Because the lead advocates and the judge will receive the witnesses’ testimony in exactly the same way, proper submissions as to weight of evidence can be made to reflect the fact that the witness’ evidence is being given remotely and to reflect any “glitches” that occur during the process.

In these circumstances, and given the factors identified in paragraph 19(4) above, I reject TFS’s contention that anything other than an in person hearing would be unfair, and I am prepared to receive the evidence of the witnesses remotely in preference to the “gold standard” that would normally pertain. I should be clear, however, that I am only doing so out of deference to the factors identified in paragraph 19(4) above: I do not do so because an in-person hearing cannot appropriately be ordered.

    1. For these reasons, I reject TFS’s application to adjourn the trial on the basis of the availability to give evidence of Mr Anderson, Mr Bertali and Mr Weston. I turn then, to the separate position of Ms Mortimer. Ms Mortimer – for reasons that are entirely independent of the pandemic – cannot give evidence at the trial. If the trial were to be adjourned, I am prepared to assume that she would be able to give evidence and (I hope I may say) everyone concerned wishes this assumption to be a safe one. The question is whether I should adjourn the trial for this reason:
(1) It seems to me that, as a self-standing reason, this is not sufficient to justify an adjournment of a significant trial. Mr Scorey did not – quite properly – argue TFS’s application on this basis. The appropriate time for making such an application would have been in early November 2020, when the issues regarding Ms Mortimer came to the attention of TFS’s solicitors. Entirely understandably, TFS’s solicitors did not apply for an adjournment, but rather served a “hearsay” notice in respect of Ms Mortimer’s evidence.
(2) It may be said that an application could not be made in November 2020 because Ms Mortimer’s condition was considered permanent whereas it now appears to be temporary. As Mr Scorey said in submissions, an adjournment application in November 2020 would not have had any point for this reason. Considering a self-standing application to adjourn in this light, made now in light of all the evidence, I still do not consider that it could justify standing out of the list a trial of this sort, so close to hearing. Accordingly, had an application to adjourn solely on the basis of Ms Mortimer’s position been made – and, I stress, this was not Mr Scorey’s position – I would have refused it.

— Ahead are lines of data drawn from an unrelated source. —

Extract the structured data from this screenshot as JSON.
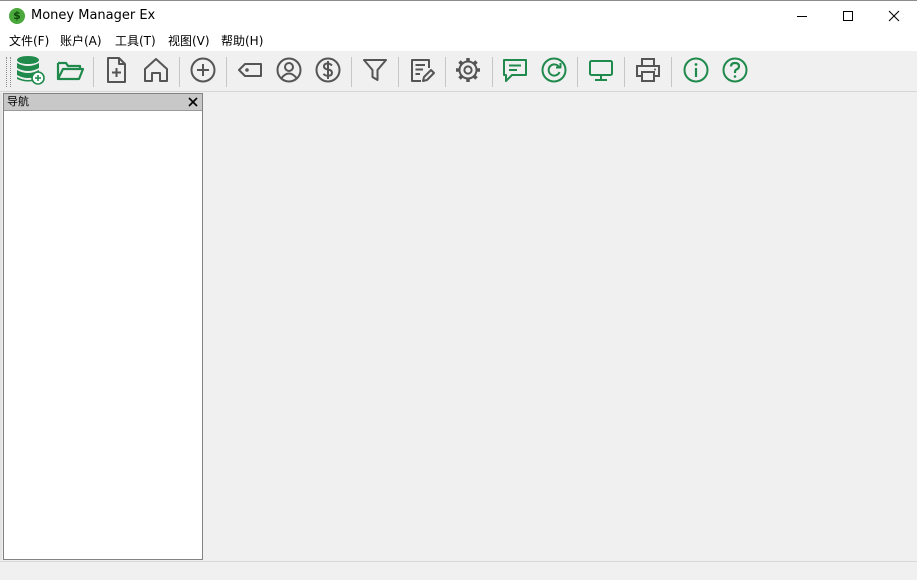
{
  "window": {
    "title": "Money Manager Ex",
    "app_icon_glyph": "$"
  },
  "menu": {
    "items": [
      {
        "label": "文件(F)"
      },
      {
        "label": "账户(A)"
      },
      {
        "label": "工具(T)"
      },
      {
        "label": "视图(V)"
      },
      {
        "label": "帮助(H)"
      }
    ]
  },
  "toolbar": {
    "icons": [
      "new-database-icon",
      "open-database-icon",
      "new-file-icon",
      "home-icon",
      "add-transaction-icon",
      "tag-icon",
      "payee-icon",
      "currency-icon",
      "filter-icon",
      "edit-report-icon",
      "settings-icon",
      "feedback-icon",
      "refresh-icon",
      "display-icon",
      "print-icon",
      "info-icon",
      "help-icon"
    ]
  },
  "navigation": {
    "title": "导航"
  },
  "colors": {
    "accent": "#1f8a4c",
    "icon_gray": "#555555"
  }
}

(3) The question is therefore whether – taking the prospect of Ms Mortimer’s availability if I were to adjourn as a relevant and material factor in the case-management decisions that I have described in this ruling – that factor makes a difference. It does not. I have concluded – for the reasons I have given – that the trial can go ahead, and that has not been a “marginal” decision, where Ms Mortimer’s presence/absence could swing the balance of my consideration. Taking fully into account Ms Mortimer’s position – including her clearly expressed desire to give evidence – an adjournment nevertheless remains inappropriate.
  1. TFS’s application is, therefore, refused. There is one, final, point that I should mention, out of deference to Mr Scorey’s submissions. He made the point – entirely fairly – that this case was “just” about money. Essentially, he is right. It is. I want to be clear that I have approached the question of adjournment on the basis that this is, indeed, the case. Unlike other cases (in the criminal or family jurisdictions, and in other civil cases), an adjournment will not have extraordinarily adverse consequences. Had this been the case, my analysis in the foregoing paragraphs would have been very different. As it is, my assessment of TFS’s application has been based on the nature of the case before me and I have not had to consider the different case where an adjournment would cause difficulties of an altogether different quality.

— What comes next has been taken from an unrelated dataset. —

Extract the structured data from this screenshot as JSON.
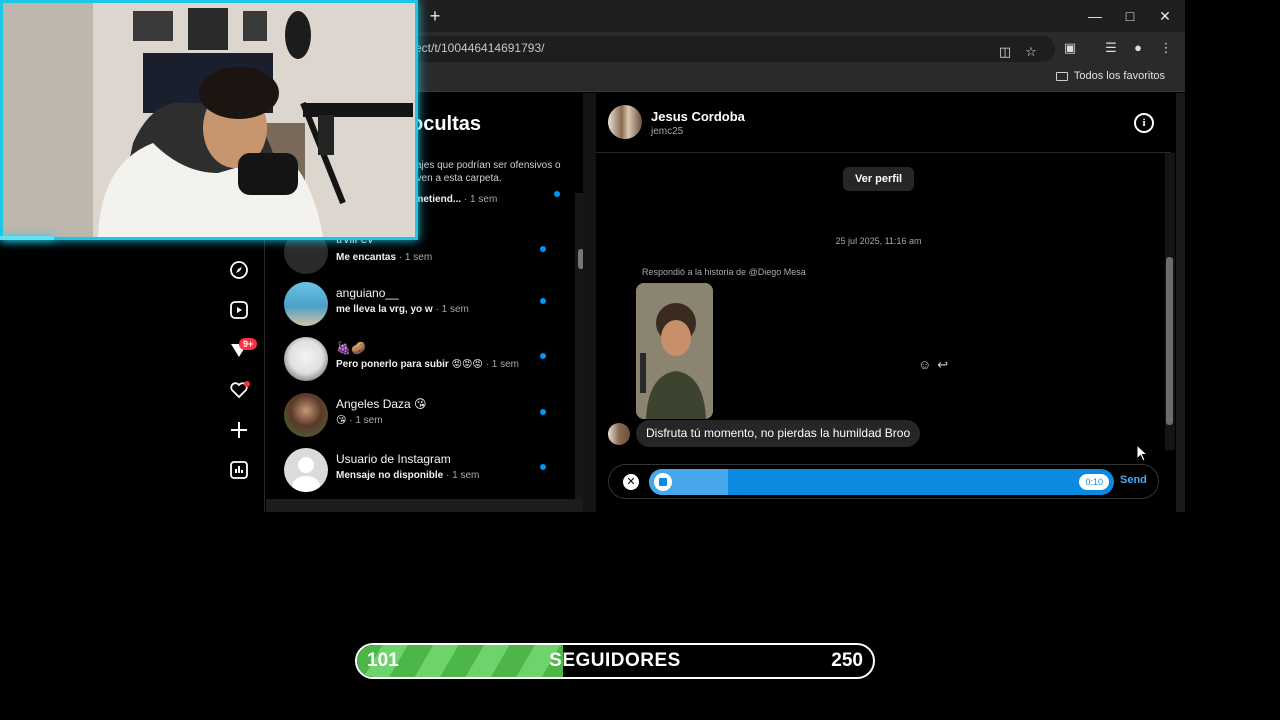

  2. It follows that the question of “partial” adjournment does not arise. Instinctively, I am cautious about splitting issues that are to be heard at a single trial, and (had I been minded to accede to TFS’s application) my inclination would have been to adjourn everything. But that question does not fall for consideration, and I consider it no further.